While courts start to grapple with the dark side of generative artificial intelligence, a South Korean judge has for the first time in that country's history sent down a sentence related to AI-generated child abuse images.
As CNN reports, an unnamed man in his 40s was sentenced to two-plus years in prison after being caught with about 360 exploitative AI-generated images of children earlier this year. Those disgusting images, which were thankfully not described, were reportedly not distributed.
Prosecutors successfully argued before the Busan-region court that the country's definition of "sexually exploitative material" should, in the face of AI advancements, be expanded to include imagery or descriptions of "virtual humans" engaging in sexual acts.
Deepfakes of Yore
Though this appears to be the first time South Korea has had a ruling related to AI-generated explicit imagery, which in the past were often referred to as "deepfakes," it's not the country's first foray into controversy surrounding the rapidly-accelerating technology.
As the country's Yonhap news agency reported, the beginning of 2021 saw hundreds of thousands of people signing an anonymously-written petition begging the South Korean government to enact stricter punishment for sites that post deepfake porn featuring celebrities, including some that are minors.
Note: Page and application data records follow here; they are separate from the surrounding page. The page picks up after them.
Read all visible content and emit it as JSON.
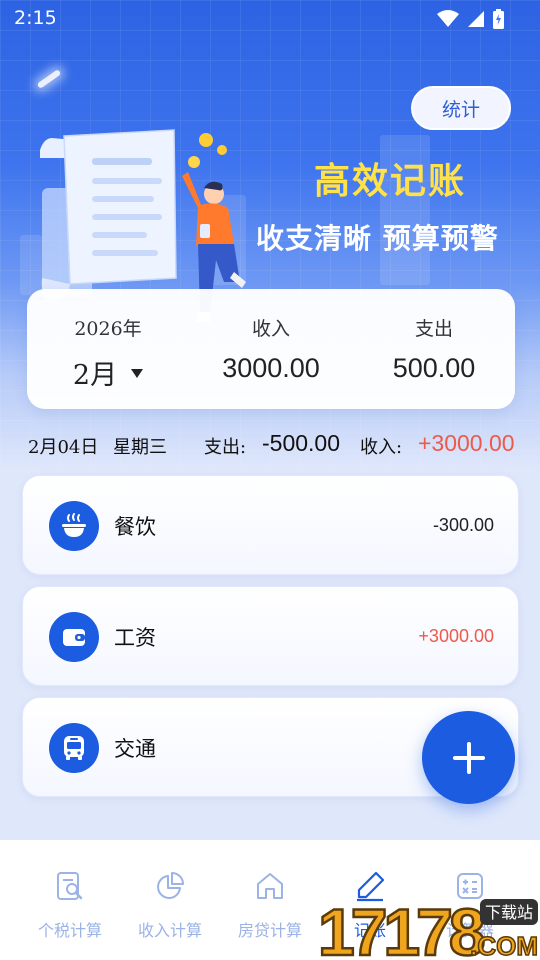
{
  "status_bar": {
    "time": "2:15"
  },
  "header": {
    "stats_button": "统计",
    "slogan_title": "高效记账",
    "slogan_subtitle": "收支清晰 预算预警"
  },
  "summary": {
    "year_label": "2026年",
    "month_value": "2月",
    "income_label": "收入",
    "income_value": "3000.00",
    "expense_label": "支出",
    "expense_value": "500.00"
  },
  "day": {
    "date": "2月04日",
    "weekday": "星期三",
    "expense_label": "支出:",
    "expense_value": "-500.00",
    "income_label": "收入:",
    "income_value": "+3000.00"
  },
  "records": [
    {
      "name": "餐饮",
      "amount": "-300.00",
      "icon": "bowl-icon",
      "amount_color": "#222222"
    },
    {
      "name": "工资",
      "amount": "+3000.00",
      "icon": "wallet-icon",
      "amount_color": "#ee5a4a"
    },
    {
      "name": "交通",
      "amount": "",
      "icon": "bus-icon",
      "amount_color": "#222222"
    }
  ],
  "tabs": [
    {
      "label": "个税计算",
      "icon": "tax-search-icon"
    },
    {
      "label": "收入计算",
      "icon": "pie-chart-icon"
    },
    {
      "label": "房贷计算",
      "icon": "house-icon"
    },
    {
      "label": "记账",
      "icon": "pen-icon",
      "active": true
    },
    {
      "label": "计算器",
      "icon": "calculator-icon"
    }
  ],
  "watermark": {
    "number": "17178",
    "badge": "下载站",
    "suffix": ".COM"
  },
  "colors": {
    "primary": "#1b5ce0",
    "income": "#ee5a4a",
    "slogan": "#ffe14a"
  }
}
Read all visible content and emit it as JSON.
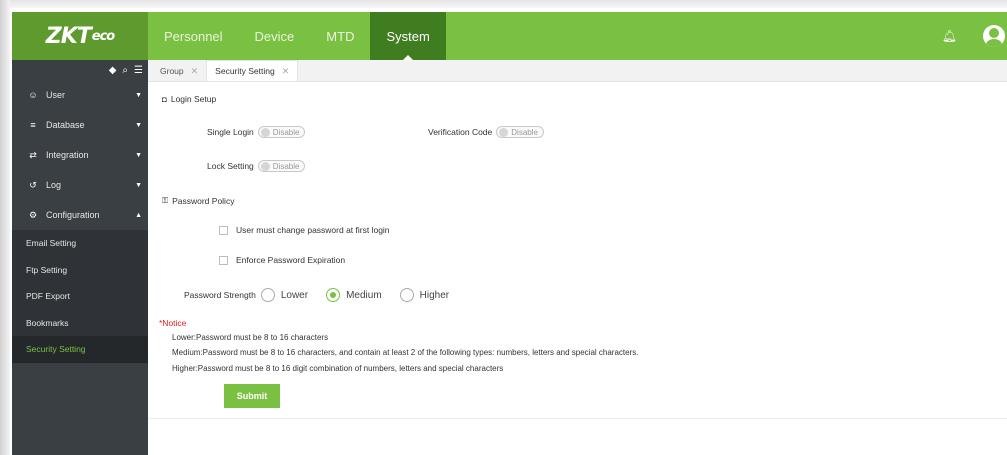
{
  "brand": {
    "logo": "ZKT",
    "logo_suffix": "eco",
    "accent": "#7ac143",
    "accent_dark": "#3f7d20"
  },
  "header": {
    "nav": [
      {
        "label": "Personnel",
        "active": false
      },
      {
        "label": "Device",
        "active": false
      },
      {
        "label": "MTD",
        "active": false
      },
      {
        "label": "System",
        "active": true
      }
    ],
    "icons": [
      "bell-icon",
      "user-avatar-icon"
    ]
  },
  "sidebar": {
    "tools": [
      "tag-icon",
      "search-icon",
      "list-icon"
    ],
    "items": [
      {
        "label": "User",
        "icon": "users-icon",
        "expanded": false
      },
      {
        "label": "Database",
        "icon": "database-icon",
        "expanded": false
      },
      {
        "label": "Integration",
        "icon": "swap-icon",
        "expanded": false
      },
      {
        "label": "Log",
        "icon": "history-icon",
        "expanded": false
      },
      {
        "label": "Configuration",
        "icon": "cogs-icon",
        "expanded": true
      }
    ],
    "sub_items": [
      {
        "label": "Email Setting",
        "active": false
      },
      {
        "label": "Ftp Setting",
        "active": false
      },
      {
        "label": "PDF Export",
        "active": false
      },
      {
        "label": "Bookmarks",
        "active": false
      },
      {
        "label": "Security Setting",
        "active": true
      }
    ]
  },
  "tabs": [
    {
      "label": "Group",
      "active": false
    },
    {
      "label": "Security Setting",
      "active": true
    }
  ],
  "login_setup": {
    "title": "Login Setup",
    "single_login": {
      "label": "Single Login",
      "state": "Disable"
    },
    "verification_code": {
      "label": "Verification Code",
      "state": "Disable"
    },
    "lock_setting": {
      "label": "Lock Setting",
      "state": "Disable"
    }
  },
  "password_policy": {
    "title": "Password Policy",
    "change_first_login": {
      "label": "User must change password at first login",
      "checked": false
    },
    "enforce_expiration": {
      "label": "Enforce Password Expiration",
      "checked": false
    },
    "strength": {
      "label": "Password Strength",
      "options": [
        "Lower",
        "Medium",
        "Higher"
      ],
      "selected": "Medium"
    }
  },
  "notice": {
    "title": "*Notice",
    "lines": [
      "Lower:Password must be 8 to 16 characters",
      "Medium:Password must be 8 to 16 characters, and contain at least 2 of the following types: numbers, letters and special characters.",
      "Higher:Password must be 8 to 16 digit combination of numbers, letters and special characters"
    ]
  },
  "submit_label": "Submit"
}
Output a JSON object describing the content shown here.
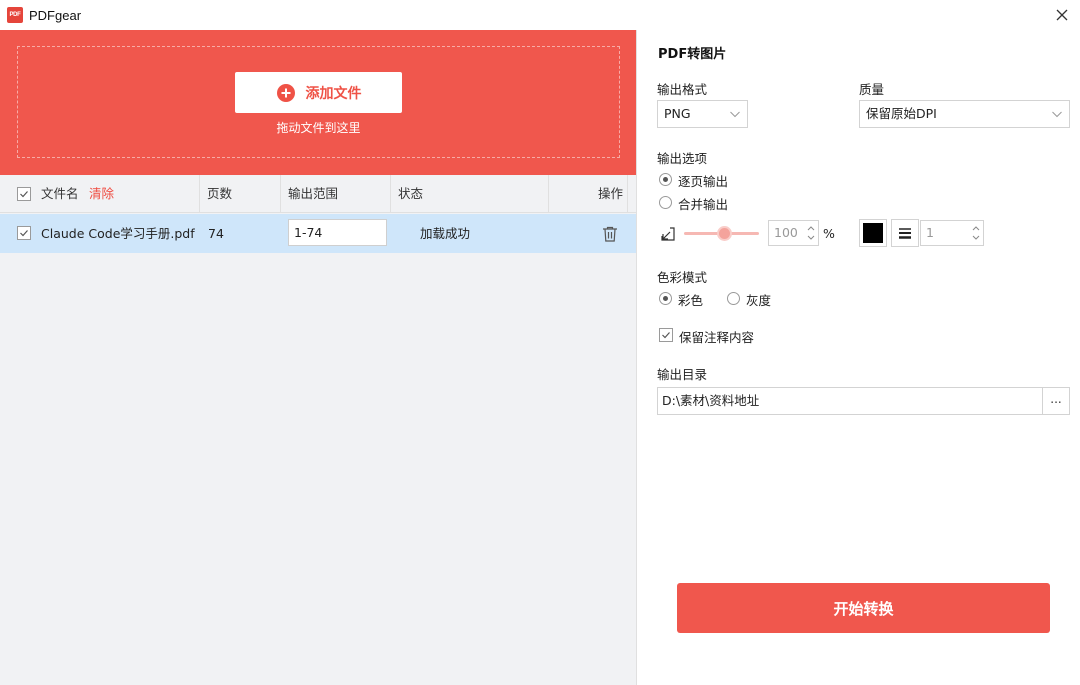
{
  "window": {
    "logo_text": "PDF",
    "title": "PDFgear"
  },
  "dropzone": {
    "add_label": "添加文件",
    "hint": "拖动文件到这里"
  },
  "table": {
    "columns": {
      "name": "文件名",
      "clear": "清除",
      "pages": "页数",
      "range": "输出范围",
      "status": "状态",
      "action": "操作"
    },
    "rows": [
      {
        "checked": true,
        "name": "Claude Code学习手册.pdf",
        "pages": "74",
        "range": "1-74",
        "status": "加载成功"
      }
    ]
  },
  "settings": {
    "title": "PDF转图片",
    "format_label": "输出格式",
    "format_value": "PNG",
    "quality_label": "质量",
    "quality_value": "保留原始DPI",
    "output_options_label": "输出选项",
    "options": [
      {
        "label": "逐页输出",
        "selected": true
      },
      {
        "label": "合并输出",
        "selected": false
      }
    ],
    "scale_value": "100",
    "scale_unit": "%",
    "border_color": "#000000",
    "border_width": "1",
    "color_mode_label": "色彩模式",
    "color_modes": [
      {
        "label": "彩色",
        "selected": true
      },
      {
        "label": "灰度",
        "selected": false
      }
    ],
    "keep_annotations_label": "保留注释内容",
    "keep_annotations": true,
    "output_dir_label": "输出目录",
    "output_dir_value": "D:\\素材\\资料地址",
    "browse_label": "...",
    "start_label": "开始转换"
  },
  "colors": {
    "accent": "#f0574d",
    "selected_row": "#cfe6fa",
    "panel_bg": "#f1f2f4"
  }
}
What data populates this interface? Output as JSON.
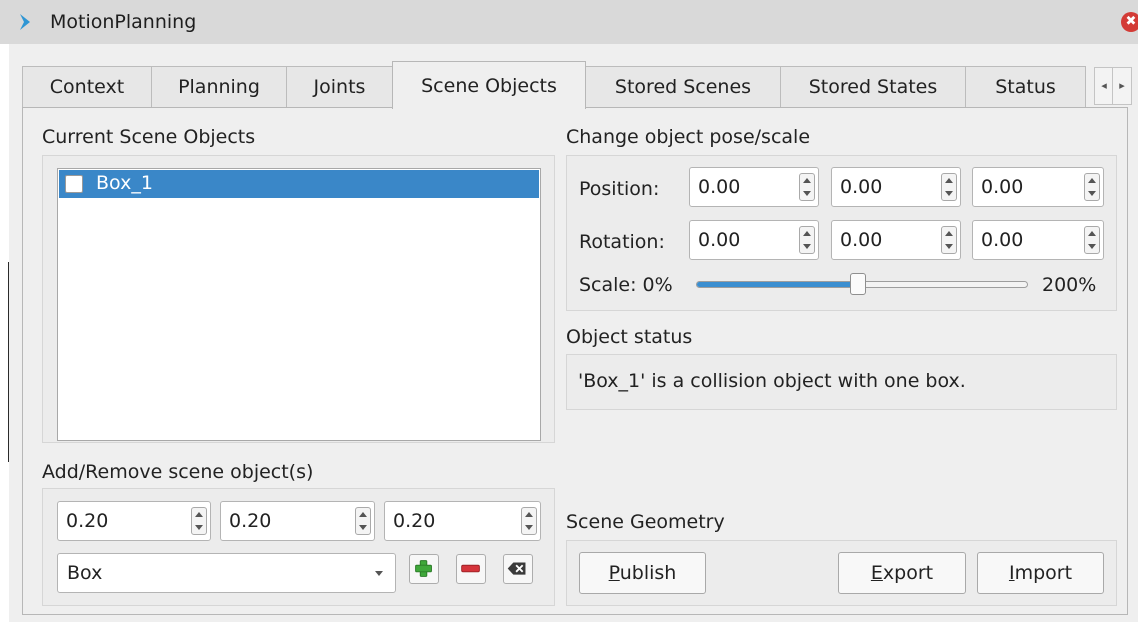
{
  "window": {
    "title": "MotionPlanning",
    "close_glyph": "✖"
  },
  "tabs": [
    {
      "label": "Context"
    },
    {
      "label": "Planning"
    },
    {
      "label": "Joints"
    },
    {
      "label": "Scene Objects",
      "active": true
    },
    {
      "label": "Stored Scenes"
    },
    {
      "label": "Stored States"
    },
    {
      "label": "Status"
    }
  ],
  "scene_objects": {
    "heading": "Current Scene Objects",
    "items": [
      {
        "label": "Box_1",
        "checked": false,
        "selected": true
      }
    ]
  },
  "pose": {
    "heading": "Change object pose/scale",
    "position_label": "Position:",
    "position": [
      "0.00",
      "0.00",
      "0.00"
    ],
    "rotation_label": "Rotation:",
    "rotation": [
      "0.00",
      "0.00",
      "0.00"
    ],
    "scale_label": "Scale: 0%",
    "scale_max": "200%",
    "scale_fraction": 0.5
  },
  "object_status": {
    "heading": "Object status",
    "text": "'Box_1' is a collision object with one box."
  },
  "add_remove": {
    "heading": "Add/Remove scene object(s)",
    "dims": [
      "0.20",
      "0.20",
      "0.20"
    ],
    "shape": "Box"
  },
  "scene_geometry": {
    "heading": "Scene Geometry",
    "publish": {
      "mnemonic": "P",
      "rest": "ublish"
    },
    "export": {
      "mnemonic": "E",
      "rest": "xport"
    },
    "import": {
      "mnemonic": "I",
      "rest": "mport"
    }
  },
  "colors": {
    "selection": "#3a87c8",
    "title_icon": "#2f96d4",
    "add_green": "#3fa83a",
    "remove_red": "#d5343b",
    "close_red": "#d33b36"
  }
}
The South China Morning Post added that the petition appeared online after some secretly-captured "spycam" photos of a K-pop girl group member were manipulated and published online.
"Videos featuring the victimized female celebrities are distributed on various social network services, and (they) are tortured with malicious comments of a sexually harassing and insulting nature," read the petition, per Yonhap, adding that deepfakes are "undeniably a sexual crime."
Within a day, Yonhap reported, the petition gained more than 330,000 signatures, the news wire reported, highlighting how seriously some in the country took deepfakes.
Though it's been more than two and a half years since the petition arose, South Korea appears poised to start taking threats from the tech seriously — and the rest of the world, including the US, may soon follow suit.
Share This Article